Static dependency can be nightmare for developers who write tests for their code. There is not much to do to get rid of static dependencies if they come with third-party libraries or NuGet packages. This blog post introduces two tricks to make code with static dependencies testable.

Using-declarations in C# 8.0

One of new language features of C# 8.0 is support for using declarations. These declarations enable shorter syntax for declaring disposable variables we want to dispose. Also using declarations give us a little bit cleaner code while compiler makes a dirty work of producing correct code that takes care of disposing disposable variables.

String repeat method for C#

C# doesn’t have built-in function to repeat a string. There are different version for string.Repeat() available in internet and it’s up to reader to find out which version works better. Here is the list of most popular implementations I found across the web. I list my findings here with the results of simple performance test.

Adding attribute to backing field of automated property

There are scenarios where developers want to add attributes to backing field of automated property.
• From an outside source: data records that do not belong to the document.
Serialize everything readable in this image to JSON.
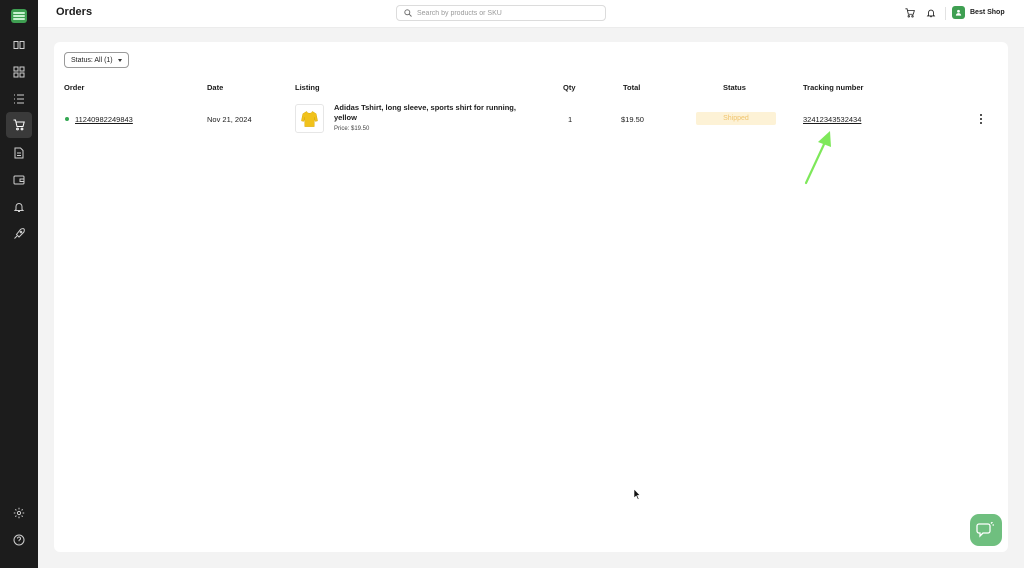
{
  "header": {
    "title": "Orders",
    "search_placeholder": "Search by products or SKU",
    "shop_name": "Best Shop"
  },
  "filter": {
    "label": "Status: All (1)"
  },
  "table": {
    "columns": [
      "Order",
      "Date",
      "Listing",
      "Qty",
      "Total",
      "Status",
      "Tracking number"
    ],
    "rows": [
      {
        "order": "11240982249843",
        "date": "Nov 21, 2024",
        "listing_title": "Adidas Tshirt, long sleeve, sports shirt for running, yellow",
        "listing_price": "Price: $19.50",
        "qty": "1",
        "total": "$19.50",
        "status": "Shipped",
        "tracking": "32412343532434"
      }
    ]
  },
  "sidebar": {
    "items": [
      "logo-icon",
      "catalog-icon",
      "dashboard-icon",
      "list-icon",
      "cart-icon",
      "document-icon",
      "wallet-icon",
      "bell-icon",
      "rocket-icon",
      "settings-icon",
      "help-icon"
    ],
    "active": "cart-icon"
  },
  "colors": {
    "sidebar": "#1c1c1c",
    "brand_green": "#3f9f52",
    "status_shipped_bg": "#fdf2d6",
    "status_shipped_text": "#f0c46e",
    "annotation_arrow": "#7ee85a"
  }
}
It was hard to do before C# 7.3. Now it is supported in Visual Studio and solution is simple. This blog post shows how to add attribute to backing field of automated property.

Pattern matching in switch statements

One of new features introduced by C# 7.0 is support for pattern matching in switch statements. It’s like mix of switch and if statements so we don’t have to nest these two. This blog post introduces pattern matching in switch statements and shows what C# compiler produces of switch statements.

Non-trailing named arguments in C# 7.2

One small change that comes with C# 7.2 is support for non-trailing named arguments in method calls. This post explains what are non-trailing named arguments, how to use them and how they look after compiling.

protected private access modifier in C# 7.2

C# 7.2 introduces new access modifier – protected private. It targets developers who are responsible for class libraries and API-s design and who need also consistent design for internals of class libraries. This blog post shows how protected private access modifier works.

Default literal expressions in C# 7.1

C# 7.1 introduces a little update to default literal expressions that makes them a little bit shorter and on some cases helps us write cleaner and more readable code. This blog post introduces this litlle feature update in C# 7.1.

Inferred tuple names in C# 7.1

Although C# 7.1 hasn’t many new features there are still some convenience hacks I like. One of these is inferred tuple names meaning that we can name tuple members using variable names. It’s not a big change in language but it still makes code a little bit cleaner where tuples are used.

Ref returns and ref locals in C# 7.0

C# 7.0 introduces ref returns and ref locals. Main goal of these new features is to make it easier for developers to pass around references to value types instead of copies of their values. This is important when working with large data structures that are implemented as value types. This blog post shows how to use ref returns and ref locals in Ć#.